My experience with 134a and aftermarket liquid lines is that you have to run less 134a to keep high side pressures down. This causes the low side to be low and you have cycling of the compressor at highway speeds. Even adjusting the low pressure switch down a few psi didn't help. So I bought a fixed orifice repair kit and swapped in a larger blue orifice tube. Advance Auto calls for a blue orifice tube for my 89 in the first place. I didn't think there was any difference between the parts on a 89 and 90. There were about 4 different condensors used on T-Birds over the years though.


Jerry
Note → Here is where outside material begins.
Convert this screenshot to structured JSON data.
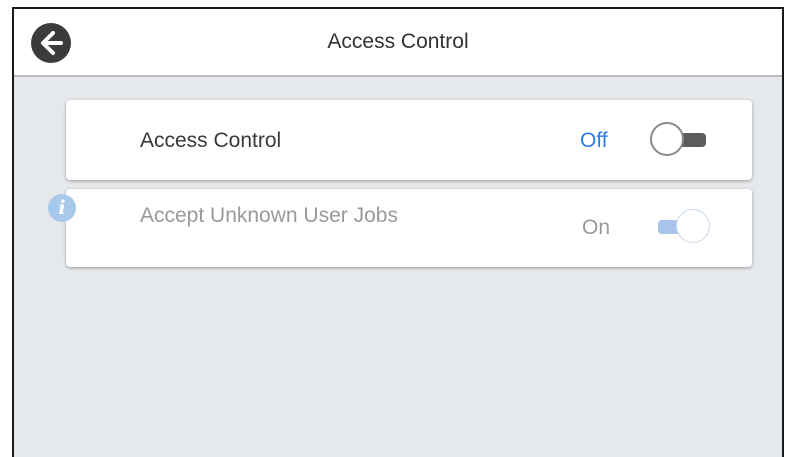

kpatton
06-13-2005, 09:58 PM
I have a question related to this.. 89 used r12, somewhere later ford changed to 134a. Are the condensors different in these to sc's? If so, if one owned an r12 model they may be able to purchase a condensor for a later model that would possibly be an exact fit? Aftermarkets sometimes have "modifications required" to make fit.. My 89 AC is about shot, pressures look good, cools lousy, and am looking at a conversion later as well.

TbirdSCFan
06-13-2005, 11:10 PM
I have a question related to this.. 89 used r12, somewhere later ford changed to 134a. Are the condensors different in these to sc's?Yes. Until r134a, condenser design lagged; no real need to fix what wudn't broke.

If so, if one owned an r12 model they may be able to purchase a condensor for a later model that would possibly be an exact fit? Aftermarkets sometimes have "modifications required" to make fit.The aftermarket newer condenser is an exact fit.

My 89 AC is about shot, pressures look good, cools lousy, and am looking at a conversion later as well.Not necessarily. If pressures are OK (did you use a set of guages?) and its R12, then you have blockage (leaves, dirt, chewing gum wrappers) in the evap core, or the diverters are not forcing the air past the evap.

Shockwave
06-14-2005, 12:49 AM
Mke sure the blend door is closed so you don't get heat from the heater core. Pressures relate directly to temps so it must be something else.


Jerry

kpatton
06-14-2005, 12:04 PM
Yes, I used guages and thermometers.. The temps and pressures match to the service manual as normal..
I was puzzled and had it into a dealership for something else and had them check.
They confirmed all ok..

Blend door seems to function properly, I'll have to go looking to see if anything is in the evap area... ( what fun, I hope this wan't the first thing installed on the car on the assembly line like most heater cores are... )...

Yet on a hot Dallas summer day, the back seat area never really cools down... My daughter riding in the back sweats to no end.. Compared to my 73 chev pu, you can freeze ice cream on the blowers and have to cut it down or you are chilled..

TbirdSCFan
06-14-2005, 04:14 PM
Yes, I used guages and thermometers.. The temps and pressures match to the service manual as normal..
I was puzzled and had it into a dealership for something else and had them check.
They confirmed all ok..

Blend door seems to function properly, I'll have to go looking to see if anything is in the evap area... ( what fun, I hope this wan't the first thing installed on the car on the assembly line like most heater cores are... )...

Yet on a hot Dallas summer day, the back seat area never really cools down... My daughter riding in the back sweats to no end.. Compared to my 73 chev pu, you can freeze ice cream on the blowers and have to cut it down or you are chilled..Stick a thermomoter in the middle vent with the fan on 2 and A/C on Norm and see what happens, then check it on recirc (Max)... If you're getting 40's or better, then you probably just need to point the vents up and more to the center and turn it up to 3.

Even with my orange Otube/r134 setup (I'm not that satisified with it), I can get 45 on recirc and my back seat passengers are just fine.

If you take the glove box door off and the underdash trim, you can pull the blower motor by removing 3 small bolts. Then take a flashlight and take a peek inside. Its a good idea to clean them out every few years to keep the efficiency up.

BTW, since you're in Dallas, you should visit the Gulf States Forum. ;) ;)